(Component data from apps and pages)
_ _ _ _ _ _ _
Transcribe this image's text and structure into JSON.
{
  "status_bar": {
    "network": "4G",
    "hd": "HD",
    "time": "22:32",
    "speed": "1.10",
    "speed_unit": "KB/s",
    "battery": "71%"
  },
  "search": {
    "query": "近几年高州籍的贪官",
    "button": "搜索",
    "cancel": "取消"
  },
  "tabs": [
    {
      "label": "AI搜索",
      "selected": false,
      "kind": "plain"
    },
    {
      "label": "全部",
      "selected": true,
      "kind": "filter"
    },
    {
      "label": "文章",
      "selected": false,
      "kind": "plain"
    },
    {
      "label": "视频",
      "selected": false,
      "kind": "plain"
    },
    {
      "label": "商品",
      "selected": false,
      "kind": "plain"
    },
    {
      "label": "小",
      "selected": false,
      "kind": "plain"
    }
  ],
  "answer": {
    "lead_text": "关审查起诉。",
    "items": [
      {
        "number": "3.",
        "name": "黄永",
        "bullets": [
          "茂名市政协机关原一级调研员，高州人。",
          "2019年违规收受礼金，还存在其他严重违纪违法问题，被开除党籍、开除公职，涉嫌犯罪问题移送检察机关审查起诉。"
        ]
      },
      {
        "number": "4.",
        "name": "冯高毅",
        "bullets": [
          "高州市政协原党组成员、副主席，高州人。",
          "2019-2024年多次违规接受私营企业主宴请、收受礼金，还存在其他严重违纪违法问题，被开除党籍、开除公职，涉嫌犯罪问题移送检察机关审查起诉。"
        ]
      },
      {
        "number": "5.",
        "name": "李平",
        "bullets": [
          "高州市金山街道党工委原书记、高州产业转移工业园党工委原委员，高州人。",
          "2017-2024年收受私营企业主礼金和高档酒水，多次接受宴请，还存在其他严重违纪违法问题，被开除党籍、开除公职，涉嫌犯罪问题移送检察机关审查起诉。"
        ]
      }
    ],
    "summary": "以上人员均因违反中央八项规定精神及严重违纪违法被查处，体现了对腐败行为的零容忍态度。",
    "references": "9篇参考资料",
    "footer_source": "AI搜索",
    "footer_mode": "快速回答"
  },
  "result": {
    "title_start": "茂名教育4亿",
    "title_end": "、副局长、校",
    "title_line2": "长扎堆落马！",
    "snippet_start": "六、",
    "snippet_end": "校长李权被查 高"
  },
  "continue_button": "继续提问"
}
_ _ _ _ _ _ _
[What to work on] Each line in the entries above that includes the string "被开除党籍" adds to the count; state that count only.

[Response to this exercise] 3